Parietal lobe Lobus parietalis Scheitellappen lobe pariétal
Temporal lobe Lobus temporalis Schläfenlappen lobe temporal
Occipital lobe Lobus occipitalis Hinterhauptlappen lobe occipital

The Terminologia Anatomica (TA), the international standard on human anatomic terminology, developed by the Federative Committee on Anatomical Terminology (FCAT) and the International Federation of Associations of Anatomists (IFAA), released in 1998, defines two additional lobes : The limbic lobe, associated to emotion and memory and the insular cortex, associated to pain and some other senses.
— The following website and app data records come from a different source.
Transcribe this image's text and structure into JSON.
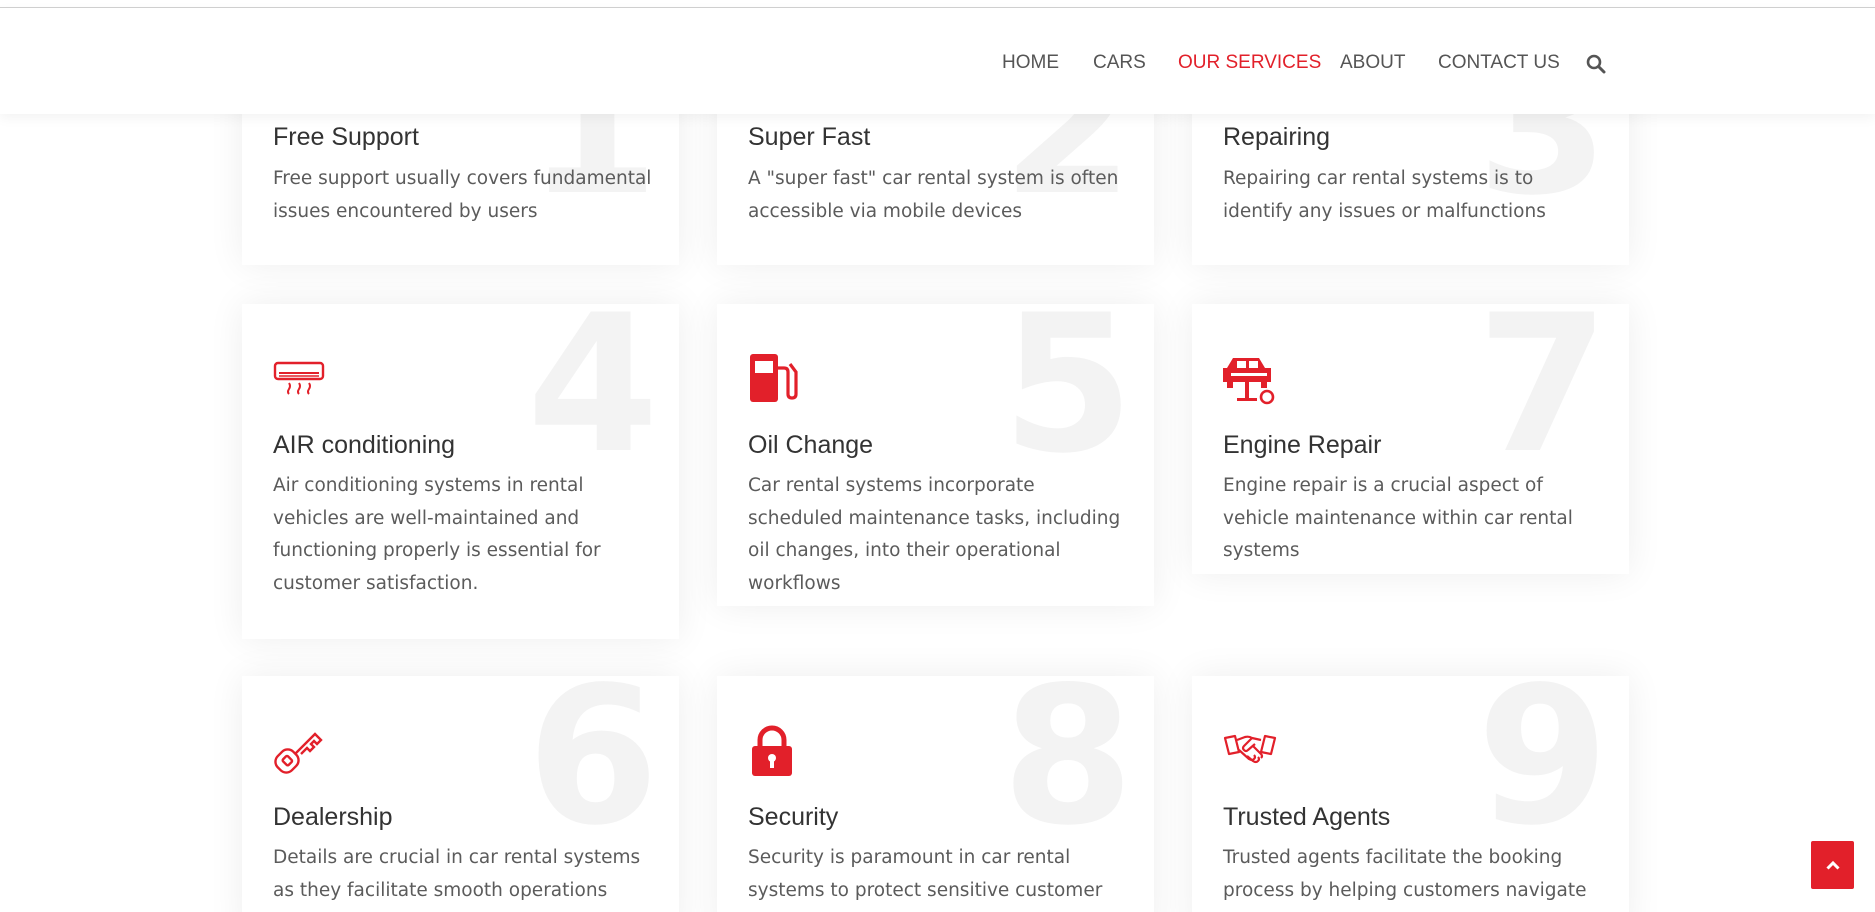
{
  "nav": {
    "home": "HOME",
    "cars": "CARS",
    "services": "OUR SERVICES",
    "about": "ABOUT",
    "contact": "CONTACT US"
  },
  "colors": {
    "accent": "#e2202a",
    "number": "#f3f3f3"
  },
  "services": [
    {
      "number": "1",
      "title": "Free Support",
      "description": "Free support usually covers fundamental issues encountered by users",
      "icon": "support-icon"
    },
    {
      "number": "2",
      "title": "Super Fast",
      "description": "A \"super fast\" car rental system is often accessible via mobile devices",
      "icon": "speed-icon"
    },
    {
      "number": "3",
      "title": "Repairing",
      "description": "Repairing car rental systems is to identify any issues or malfunctions",
      "icon": "repair-icon"
    },
    {
      "number": "4",
      "title": "AIR conditioning",
      "description": "Air conditioning systems in rental vehicles are well-maintained and functioning properly is essential for customer satisfaction.",
      "icon": "air-conditioner-icon"
    },
    {
      "number": "5",
      "title": "Oil Change",
      "description": "Car rental systems incorporate scheduled maintenance tasks, including oil changes, into their operational workflows",
      "icon": "fuel-pump-icon"
    },
    {
      "number": "7",
      "title": "Engine Repair",
      "description": "Engine repair is a crucial aspect of vehicle maintenance within car rental systems",
      "icon": "car-lift-icon"
    },
    {
      "number": "6",
      "title": "Dealership",
      "description": "Details are crucial in car rental systems as they facilitate smooth operations",
      "icon": "car-key-icon"
    },
    {
      "number": "8",
      "title": "Security",
      "description": "Security is paramount in car rental systems to protect sensitive customer data",
      "icon": "padlock-icon"
    },
    {
      "number": "9",
      "title": "Trusted Agents",
      "description": "Trusted agents facilitate the booking process by helping customers navigate",
      "icon": "handshake-icon"
    }
  ]
}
The frontal lobe is associated with reasoning, motor skills, higher level cognition, and expressive language. The parietal lobe is associated with processing tactile sensory information such as pressure, touch, and pain. The temporal lobe is the location of the primary auditory cortex, which is important for interpreting sounds and the language we hear. The hippocampus is also located in the temporal lobe, which is why this portion of the brain is heavily associated with the formation of memories. The occipital lobe is associated with interpreting visual stimuli and information. The primary visual cortex, which receives and interprets information from the retinas of the eyes, is located in the occipital lobe.

The cerebral cortex is also segmented in cortical areas which are functionally or anatomically defined. Some examples are listed below :

human brain areas

brain areas

The brainstem is comprised of the hindbrain (rhombencephalon) and midbrain. The hindbrain contains structures including medulla oblongata, the pons and the reticular formation.

The limbic system contains glands which help relay emotions. Many hormonal responses that the body generates are initiated in this area. The limbic system includes the amygdala, hippocampus, hypothalamus and thalamus.

Great progresses in the analysis which parts of the brain are involved in a particular mental process have been made in the last years with the functional magnetic resonance imaging (fMRI).

More informations about human brain parts and regions are available at the following links:

at Wikipedia :

other sources :